In Michigan, Thomas continued to practice medicine. He also became an active participant on the Underground Railroad. Thomas opened his home to fugitive slaves, assisting perhaps as many as one dozen runaways at a single time. It is estimated that Thomas helped as many as 1,500 fugitives in attaining freedom in Canada. In 1839, Thomas also helped establish the first anti-slavery newspaper in Michigan. He also repeatedly petitioned the United States government to either end slavery or to prevent its expansion. In 1845, Thomas also unsuccessfully campaigned to become Michigan's lieutenant governor. Thomas ran with fellow abolitionist James Birney, who sought election as governor.

Thomas died in 1887.                

Thomas represents the growing tensions over slavery between Northerners and Southerners during the early nineteenth century. While many Northern states had provisions outlawing slavery, runaway slaves did not necessarily gain their freedom upon arriving in a free state. Federal law permitted slaveowners to reclaim their runaway slaves. Some slaves managed to escape their owners on their own, while others sometimes received assistance from sympathetic Northerners, such as Thomas.
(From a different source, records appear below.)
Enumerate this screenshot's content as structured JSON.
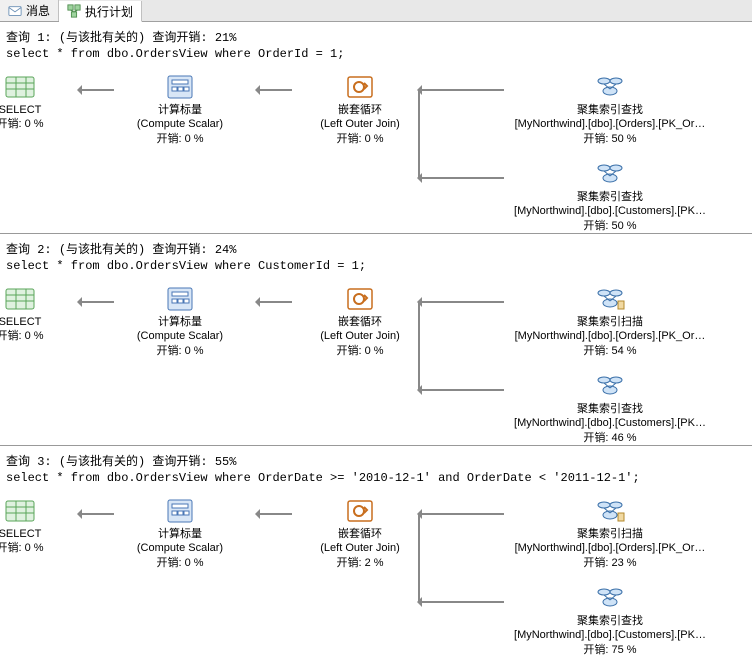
{
  "tabs": {
    "messages": "消息",
    "exec_plan": "执行计划"
  },
  "queries": [
    {
      "header_prefix": "查询 1: ",
      "header_mid": "(与该批有关的) 查询开销: ",
      "header_pct": "21%",
      "sql": "select * from dbo.OrdersView where OrderId = 1;",
      "ops": {
        "select": {
          "title": "SELECT",
          "cost": "开销: 0 %"
        },
        "compute": {
          "title": "计算标量",
          "sub": "(Compute Scalar)",
          "cost": "开销: 0 %"
        },
        "loop": {
          "title": "嵌套循环",
          "sub": "(Left Outer Join)",
          "cost": "开销: 0 %"
        },
        "seek1": {
          "title": "聚集索引查找",
          "sub": "[MyNorthwind].[dbo].[Orders].[PK_Or…",
          "cost": "开销: 50 %"
        },
        "seek2": {
          "title": "聚集索引查找",
          "sub": "[MyNorthwind].[dbo].[Customers].[PK…",
          "cost": "开销: 50 %"
        }
      }
    },
    {
      "header_prefix": "查询 2: ",
      "header_mid": "(与该批有关的) 查询开销: ",
      "header_pct": "24%",
      "sql": "select * from dbo.OrdersView where CustomerId = 1;",
      "ops": {
        "select": {
          "title": "SELECT",
          "cost": "开销: 0 %"
        },
        "compute": {
          "title": "计算标量",
          "sub": "(Compute Scalar)",
          "cost": "开销: 0 %"
        },
        "loop": {
          "title": "嵌套循环",
          "sub": "(Left Outer Join)",
          "cost": "开销: 0 %"
        },
        "seek1": {
          "title": "聚集索引扫描",
          "sub": "[MyNorthwind].[dbo].[Orders].[PK_Or…",
          "cost": "开销: 54 %"
        },
        "seek2": {
          "title": "聚集索引查找",
          "sub": "[MyNorthwind].[dbo].[Customers].[PK…",
          "cost": "开销: 46 %"
        }
      }
    },
    {
      "header_prefix": "查询 3: ",
      "header_mid": "(与该批有关的) 查询开销: ",
      "header_pct": "55%",
      "sql": "select * from dbo.OrdersView where OrderDate >= '2010-12-1' and OrderDate < '2011-12-1';",
      "ops": {
        "select": {
          "title": "SELECT",
          "cost": "开销: 0 %"
        },
        "compute": {
          "title": "计算标量",
          "sub": "(Compute Scalar)",
          "cost": "开销: 0 %"
        },
        "loop": {
          "title": "嵌套循环",
          "sub": "(Left Outer Join)",
          "cost": "开销: 2 %"
        },
        "seek1": {
          "title": "聚集索引扫描",
          "sub": "[MyNorthwind].[dbo].[Orders].[PK_Or…",
          "cost": "开销: 23 %"
        },
        "seek2": {
          "title": "聚集索引查找",
          "sub": "[MyNorthwind].[dbo].[Customers].[PK…",
          "cost": "开销: 75 %"
        }
      }
    }
  ]
}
See Also

References

  1. "A Short Biographical Sketch of Dr. Nathan M. Thomas." The Wibur H. Siebert Underground Railroad Collection. The Ohio History Connection. Columbus, Ohio.